If your cats are like most felines, they love to stay at home and would prefer never to travel. While some cats do enjoy vacation getaways with their people, the majority of feline family members are happy homebodies. However, transportation is a fact of life. Whether you need to take your cat on a getaway, to the veterinarian’s office, or to a new home during a move, it is always important to transport your cat safely. Here are seven ways to make sure your cat’s next journey is safe, both in the car and upon arrival:
Acclimate Your Cat to the Carrier. From crating to driving, your trip will go much smoother if your cat is acclimated to the carrier. If your cat only sees the carrier for trips to the vet clinic, he will disappear upon its appearance. Instead, leave the carrier out 24/7, adding a super soft blanket, special toy, and surprise treats to teach your cat that the carrier is a fun place.
Include the Scent of Home. Add the scent of home to your carrier by including a crate mat or soft blanket (or even an unwashed t-shirt) that smells like home.
Check Out Pheromone Products. Pheromone products like Feliway give your cat an overall feeling of comfort and safety by mimicking the pheromones released by a nursing cat. You can purchase sprays to spritz the cat carrier before a trip; plug-in diffusers are great for a hotel room or a new home.

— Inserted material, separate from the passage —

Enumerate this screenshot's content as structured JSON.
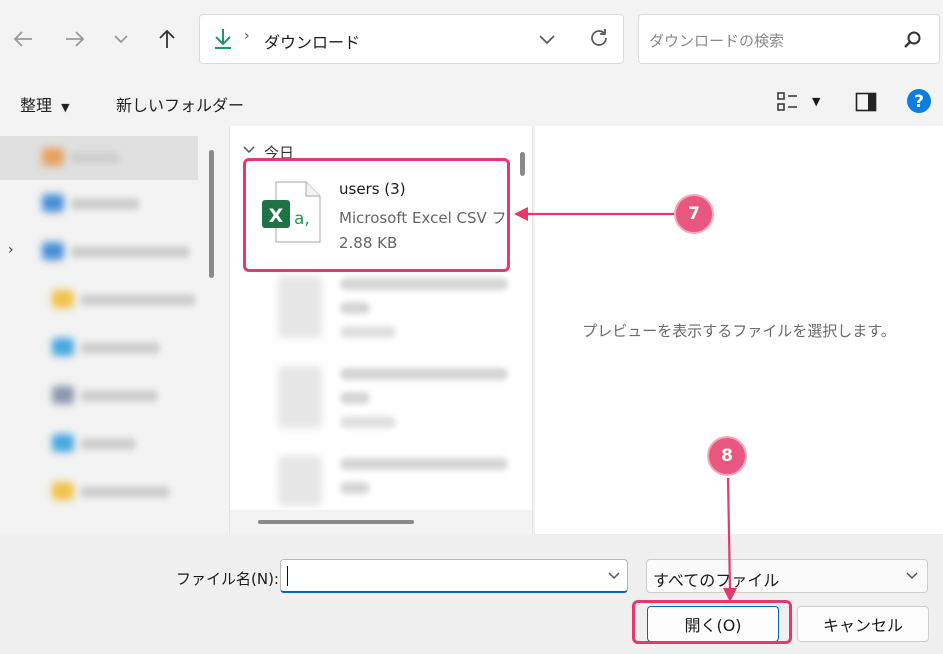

Microchip Your Cat. You should outfit your cats with breakaway collars to keep them safe in the event of a snag. While that safety feature protects your pet, it also means his ID tag can get lost. Go one step beyond the ID tag with a permanent microchip. If your cat should get away from you in transit, you will be able to report the microchip number to local veterinary clinics and shelters.

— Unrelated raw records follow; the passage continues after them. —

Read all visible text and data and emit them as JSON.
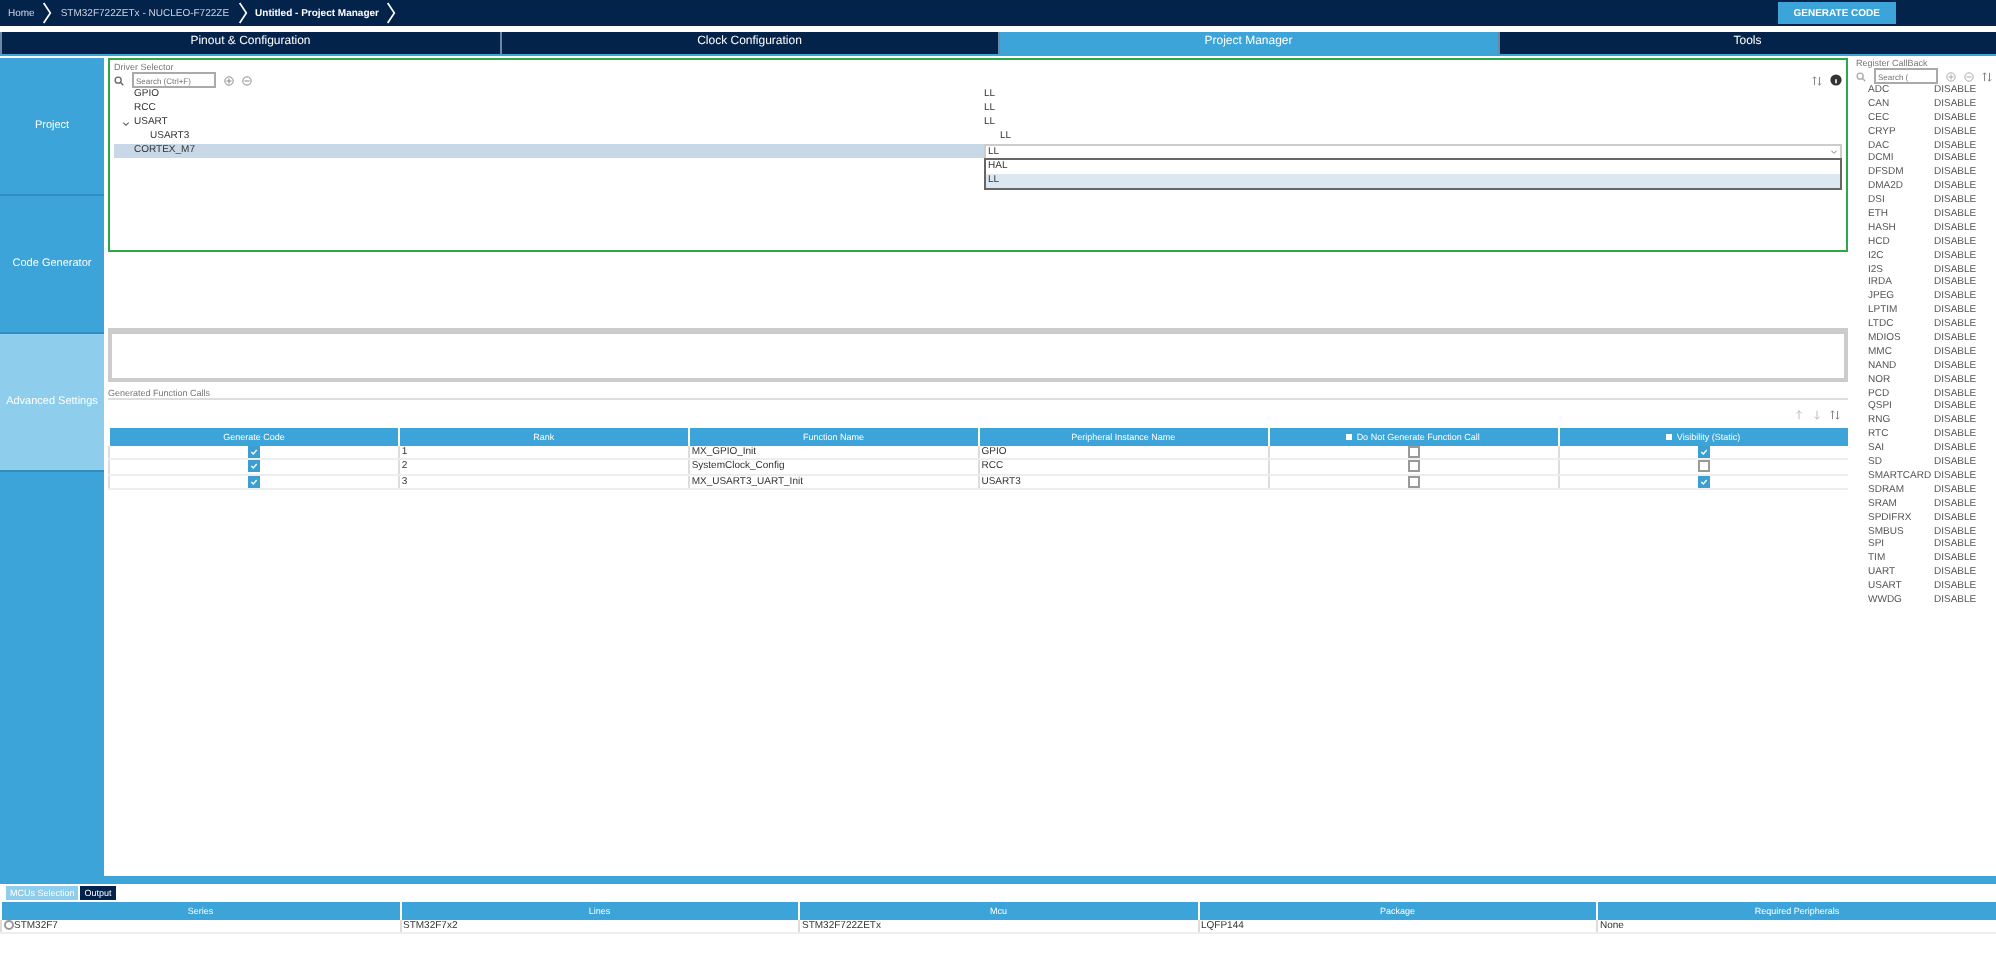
{
  "breadcrumb": [
    "Home",
    "STM32F722ZETx - NUCLEO-F722ZE",
    "Untitled - Project Manager"
  ],
  "generate_button": "GENERATE CODE",
  "tabs": [
    {
      "label": "Pinout & Configuration",
      "selected": false
    },
    {
      "label": "Clock Configuration",
      "selected": false
    },
    {
      "label": "Project Manager",
      "selected": true
    },
    {
      "label": "Tools",
      "selected": false
    }
  ],
  "sidebar": {
    "items": [
      {
        "label": "Project",
        "selected": false
      },
      {
        "label": "Code Generator",
        "selected": false
      },
      {
        "label": "Advanced Settings",
        "selected": true
      }
    ]
  },
  "driver_selector": {
    "title": "Driver Selector",
    "search_placeholder": "Search (Ctrl+F)",
    "rows": [
      {
        "name": "GPIO",
        "driver": "LL",
        "selected": false
      },
      {
        "name": "RCC",
        "driver": "LL",
        "selected": false
      },
      {
        "name": "USART",
        "driver": "LL",
        "selected": false,
        "expanded": true,
        "children": [
          {
            "name": "USART3",
            "driver": "LL",
            "selected": false
          }
        ]
      },
      {
        "name": "CORTEX_M7",
        "driver": "LL",
        "selected": true,
        "dropdown_open": true,
        "options": [
          {
            "label": "HAL",
            "selected": false
          },
          {
            "label": "LL",
            "selected": true
          }
        ]
      }
    ]
  },
  "function_calls": {
    "title": "Generated Function Calls",
    "columns": [
      {
        "label": "Generate Code",
        "checkbox": false
      },
      {
        "label": "Rank",
        "checkbox": false
      },
      {
        "label": "Function Name",
        "checkbox": false
      },
      {
        "label": "Peripheral Instance Name",
        "checkbox": false
      },
      {
        "label": "Do Not Generate Function Call",
        "checkbox": true
      },
      {
        "label": "Visibility (Static)",
        "checkbox": true
      }
    ],
    "rows": [
      {
        "generate": true,
        "rank": "1",
        "function": "MX_GPIO_Init",
        "instance": "GPIO",
        "do_not_generate": false,
        "static": true
      },
      {
        "generate": true,
        "rank": "2",
        "function": "SystemClock_Config",
        "instance": "RCC",
        "do_not_generate": false,
        "static": false
      },
      {
        "generate": true,
        "rank": "3",
        "function": "MX_USART3_UART_Init",
        "instance": "USART3",
        "do_not_generate": false,
        "static": true
      }
    ]
  },
  "register_callback": {
    "title": "Register CallBack",
    "search_placeholder": "Search (",
    "rows": [
      {
        "name": "ADC",
        "value": "DISABLE"
      },
      {
        "name": "CAN",
        "value": "DISABLE"
      },
      {
        "name": "CEC",
        "value": "DISABLE"
      },
      {
        "name": "CRYP",
        "value": "DISABLE"
      },
      {
        "name": "DAC",
        "value": "DISABLE"
      },
      {
        "name": "DCMI",
        "value": "DISABLE"
      },
      {
        "name": "DFSDM",
        "value": "DISABLE"
      },
      {
        "name": "DMA2D",
        "value": "DISABLE"
      },
      {
        "name": "DSI",
        "value": "DISABLE"
      },
      {
        "name": "ETH",
        "value": "DISABLE"
      },
      {
        "name": "HASH",
        "value": "DISABLE"
      },
      {
        "name": "HCD",
        "value": "DISABLE"
      },
      {
        "name": "I2C",
        "value": "DISABLE"
      },
      {
        "name": "I2S",
        "value": "DISABLE"
      },
      {
        "name": "IRDA",
        "value": "DISABLE"
      },
      {
        "name": "JPEG",
        "value": "DISABLE"
      },
      {
        "name": "LPTIM",
        "value": "DISABLE"
      },
      {
        "name": "LTDC",
        "value": "DISABLE"
      },
      {
        "name": "MDIOS",
        "value": "DISABLE"
      },
      {
        "name": "MMC",
        "value": "DISABLE"
      },
      {
        "name": "NAND",
        "value": "DISABLE"
      },
      {
        "name": "NOR",
        "value": "DISABLE"
      },
      {
        "name": "PCD",
        "value": "DISABLE"
      },
      {
        "name": "QSPI",
        "value": "DISABLE"
      },
      {
        "name": "RNG",
        "value": "DISABLE"
      },
      {
        "name": "RTC",
        "value": "DISABLE"
      },
      {
        "name": "SAI",
        "value": "DISABLE"
      },
      {
        "name": "SD",
        "value": "DISABLE"
      },
      {
        "name": "SMARTCARD",
        "value": "DISABLE"
      },
      {
        "name": "SDRAM",
        "value": "DISABLE"
      },
      {
        "name": "SRAM",
        "value": "DISABLE"
      },
      {
        "name": "SPDIFRX",
        "value": "DISABLE"
      },
      {
        "name": "SMBUS",
        "value": "DISABLE"
      },
      {
        "name": "SPI",
        "value": "DISABLE"
      },
      {
        "name": "TIM",
        "value": "DISABLE"
      },
      {
        "name": "UART",
        "value": "DISABLE"
      },
      {
        "name": "USART",
        "value": "DISABLE"
      },
      {
        "name": "WWDG",
        "value": "DISABLE"
      }
    ]
  },
  "bottom": {
    "tabs": [
      {
        "label": "MCUs Selection",
        "selected": true
      },
      {
        "label": "Output",
        "selected": false
      }
    ],
    "columns": [
      "Series",
      "Lines",
      "Mcu",
      "Package",
      "Required Peripherals"
    ],
    "rows": [
      {
        "cells": [
          "STM32F7",
          "STM32F7x2",
          "STM32F722ZETx",
          "LQFP144",
          "None"
        ]
      }
    ]
  }
}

Pack Your Cat’s Food and Litter. Cats like constants — so your travels will be more successful if you can pack your cat’s usual food and litter brands.
Secure the Carrier in Your Car. When you place the carrier in your car, your job is only half done. Now you will need to secure that carrier so that, in the event of a sudden stop or accident, it is held safely in place. Not only does this ensure the safety of your cat, but also that of your human passengers.
Look Around Before Opening the Carrier. When you arrive at your destination – whether that is the vet’s office or your hotel room – check to be sure you are in an enclosed area before opening that carrier door. Do a check of your hotel room for hiding places before your cat is released. Often the hotel bathroom is the safest place to open the carrier, providing a small haven for your cat on arrival.
A little pre-trip preparation can make your next getaway with your cat a successful — and most importantly — a safe one, for both you and your cat.